“Therefore we also, since we are surrounded by so great a cloud of witnesses, let us lay aside every weight, and the sin which so easily ensnares us, and let us run with endurance the race that is set before us.” (Hebrews 12:1 NKJ)
Here Paul envisions life in an Olympic Game setting, as a race that has to be run. At the finish line there is a great throng of spectators waiting to see who will win. This throng of spectators is all the great saints of the Old Testament who finished their course and are waiting there ready to cheer us from the balconies of heaven.
Where he says “lay aside every weight,” we must think in terms of this race. The runner empties his pockets and wears the lightest, most flexible clothing he can. He doesn’t carry a single, unnecessary ounce of weight. We need to remember that somethings are not sins, but they are weights that can burden you down and hold you back. They exhaust your strength or lure you into spending too much time and attention on them. Remember, this is not a sprint; it is a long, deliberate race. The characteristic that is required is endurance. Many people start off the Christian life as if it were a dash. A little while later they are panting beside the track; they’re finished and they have hardly begun the race.

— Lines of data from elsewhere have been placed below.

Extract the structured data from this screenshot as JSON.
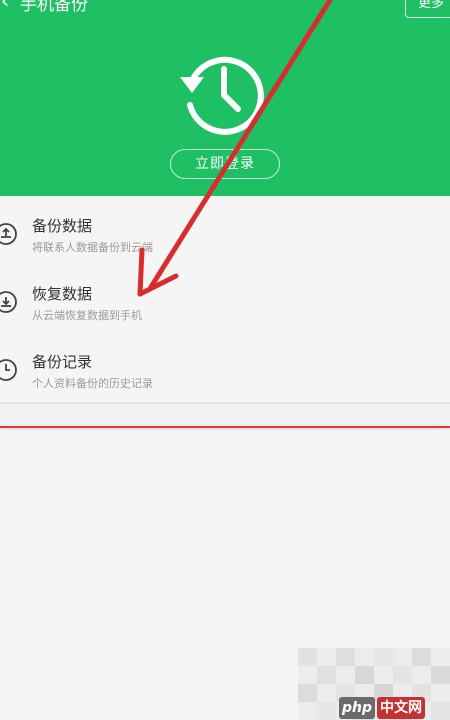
{
  "header": {
    "title": "手机备份",
    "more_label": "更多",
    "login_label": "立即登录",
    "back_icon": "chevron-left-icon",
    "hero_icon": "history-clock-icon",
    "background_color": "#1fbf63"
  },
  "menu": [
    {
      "label": "备份数据",
      "desc": "将联系人数据备份到云端",
      "icon": "cloud-upload-icon"
    },
    {
      "label": "恢复数据",
      "desc": "从云端恢复数据到手机",
      "icon": "cloud-download-icon"
    },
    {
      "label": "备份记录",
      "desc": "个人资料备份的历史记录",
      "icon": "clock-icon"
    }
  ],
  "annotation": {
    "arrow_color": "#d62e2e",
    "underline_color": "#d93a3a"
  },
  "watermark": {
    "php": "php",
    "site": "中文网"
  }
}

“The race is not to the swift, Nor the battle to the strong...” (Ecclesiastes 9:11 NKJ)
It isn’t speed or strength, but endurance that counts.

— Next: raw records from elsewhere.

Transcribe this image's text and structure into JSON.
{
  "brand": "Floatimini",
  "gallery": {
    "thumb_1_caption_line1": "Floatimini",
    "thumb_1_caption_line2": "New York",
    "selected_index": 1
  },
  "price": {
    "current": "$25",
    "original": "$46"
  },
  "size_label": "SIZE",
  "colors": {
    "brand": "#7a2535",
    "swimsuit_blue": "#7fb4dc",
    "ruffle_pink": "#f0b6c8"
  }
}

“My brethren, count it all joy when you fall into various trials, knowing that the testing of your faith produces patience. But let patience [or endurance] have its perfect work, that you may be perfect and complete, lacking nothing.” (James 1:2–4 NKJ)
Do you count it all joy when you fall into various trials? Well you need to. I need to. I need to praise God that He counts me worthy of the trial and that He trusts me enough to let me be tried.
Bear in mind always that the trial is for our good. James is saying if you hold out—if you will go through the test—it will surely shape every area of your character and personality. Don’t give up too quickly. The test will make you a complete, fully-rounded Christian. There won’t be areas in your character that have not been dealt with.
One of the great tests that really checks on our character is the test of close, committed fellowship—such as the small group where you meet every week with the same people and share your life with them. After a little while, it becomes uncomfortably clear to you that there are some areas of your life that have never really been dealt with. You realize that when you weren’t too close to people or too intimate, you could cover them up. But when you are exposed week by week to regular, intimate, close fellowship, you either have to back out or correct your life.
My friend Bob Mumford once said, “Suppose there are ten areas in our character that need to be changed. You can probably deal with six yourself. But the remaining four are going to need other people to put their finger on.” I think that is a pretty good average. If I do not expose myself to others, I can deceive myself about areas of my character. But committed fellowship doesn’t afford me the same opportunities to deceive myself. Somebody once said fellowship is “roof off, walls down.” We don’t mind getting the roof off because God sees through the roof anyhow. But what about getting the walls down and letting people see? There is no greater test of our Christian character than close fellowship.
In my next letter we will explore this theme further. Until then, meditate on these Scriptures and ask the Lord to help you build a character of endurance.
Part 2: Endurance Through Focus